One factor contributing to this high turnover is companies’ growing demand for cross-border cash management services. The share of U.S. companies using a provider for international cash management increased for every region covered in the study, with the largest gains coming from Latin America and the Middle East and Africa.

Although this increased demand for cross-border service has been a boon to Japanese banks and other foreign banks offering specialized coverage in their home markets, the primary beneficiaries have been big U.S. banks with robust global networks. Citi, the top cash management provider to U.S. companies in every major geographic region outside the U.S., is likely to capture a sizable amount of this new cross-border business, along with HSBC.

Meanwhile, companies cite Bank of America Merrill Lynch and J.P. Morgan as most likely to capture the biggest shares of their cash management “money in motion” overall. This will help fortify their positions at the top of this market.
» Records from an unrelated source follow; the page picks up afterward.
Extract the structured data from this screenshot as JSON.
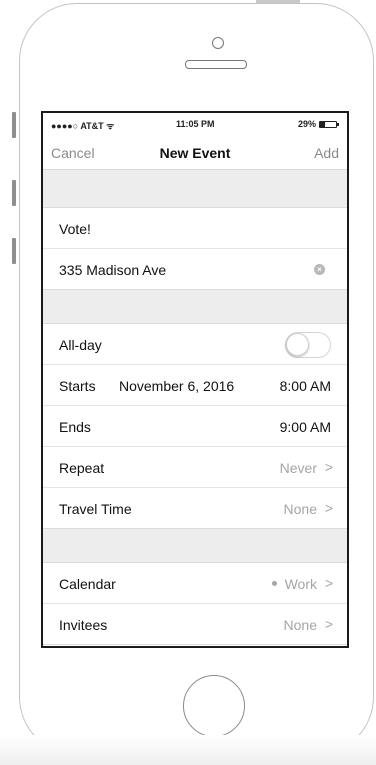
{
  "status_bar": {
    "carrier": "●●●●○ AT&T ᯤ",
    "time": "11:05 PM",
    "battery": "29%"
  },
  "nav": {
    "cancel": "Cancel",
    "title": "New Event",
    "add": "Add"
  },
  "event": {
    "title": "Vote!",
    "location": "335 Madison Ave",
    "clear_icon": "×"
  },
  "details": {
    "all_day_label": "All-day",
    "all_day_on": false,
    "starts_label": "Starts",
    "starts_date": "November 6, 2016",
    "starts_time": "8:00 AM",
    "ends_label": "Ends",
    "ends_time": "9:00 AM",
    "repeat_label": "Repeat",
    "repeat_value": "Never",
    "travel_label": "Travel Time",
    "travel_value": "None"
  },
  "extra": {
    "calendar_label": "Calendar",
    "calendar_value": "Work",
    "invitees_label": "Invitees",
    "invitees_value": "None"
  },
  "chevron": ">",
  "colors": {
    "muted_text": "#a5a5a5",
    "section_gap": "#ededed",
    "screen_border": "#1a1a1a"
  }
}
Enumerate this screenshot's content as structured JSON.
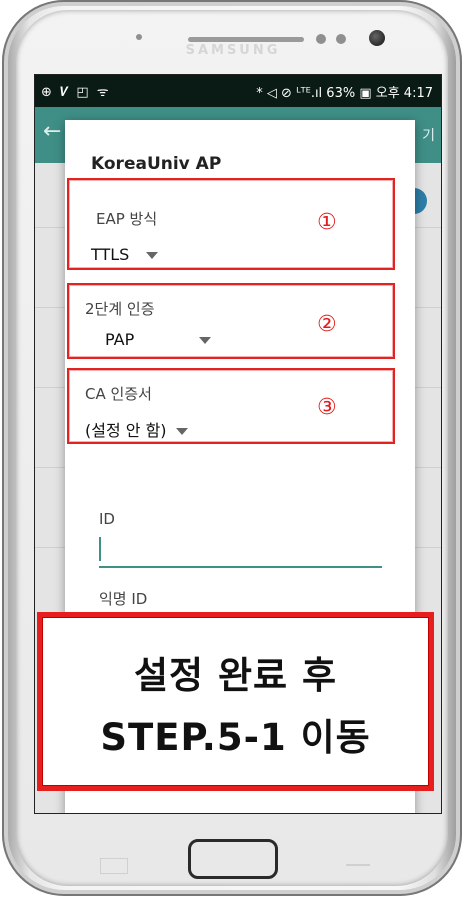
{
  "device": {
    "brand": "SAMSUNG"
  },
  "status_bar": {
    "left_icons": "⊕ 𝑽 ◰ ᯤ",
    "right_text": "* ◁ ⊘ ᴸᵀᴱ.ıl 63% ▣ 오후 4:17"
  },
  "app_bar": {
    "back_icon": "arrow-left-icon",
    "right_text": "기"
  },
  "dialog": {
    "title": "KoreaUniv AP",
    "fields": [
      {
        "label": "EAP 방식",
        "value": "TTLS",
        "number": "①"
      },
      {
        "label": "2단계 인증",
        "value": "PAP",
        "number": "②"
      },
      {
        "label": "CA 인증서",
        "value": "(설정 안 함)",
        "number": "③"
      }
    ],
    "id_label": "ID",
    "anon_id_label": "익명 ID"
  },
  "overlay": {
    "line1": "설정 완료 후",
    "line2": "STEP.5-1 이동"
  },
  "colors": {
    "highlight": "#e32222",
    "accent": "#3f8f87",
    "toggle": "#2c7ea8"
  }
}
About 70% of large U.S. companies use Bank of America Merrill Lynch as a cash management provider—a market penetration score that edges out second place J.P. Morgan at 66%. Wells Fargo is third at 54%, followed by Citi at 46% and HSBC at 33%. These banks are the 2017 Greenwich Share Leaders in U.S. Large Corporate Cash Management. The 2017 Greenwich Quality Leaders in this category are Bank of America Merrill Lynch, J.P. Morgan and Wells Fargo.

Consultants John Colon and Don Raftery specialize in corporate banking, cash management and trade finance services in North America.​


From April through September 2017, Greenwich Associates conducted interviews at U.S.-based companies with $2 billion or more in annual revenue with 464 chief financial officers, treasurers and assistant treasurers and 548 cash management specialists and other financial professionals in cash management. Participants were asked about market trends and their relationships with their banks.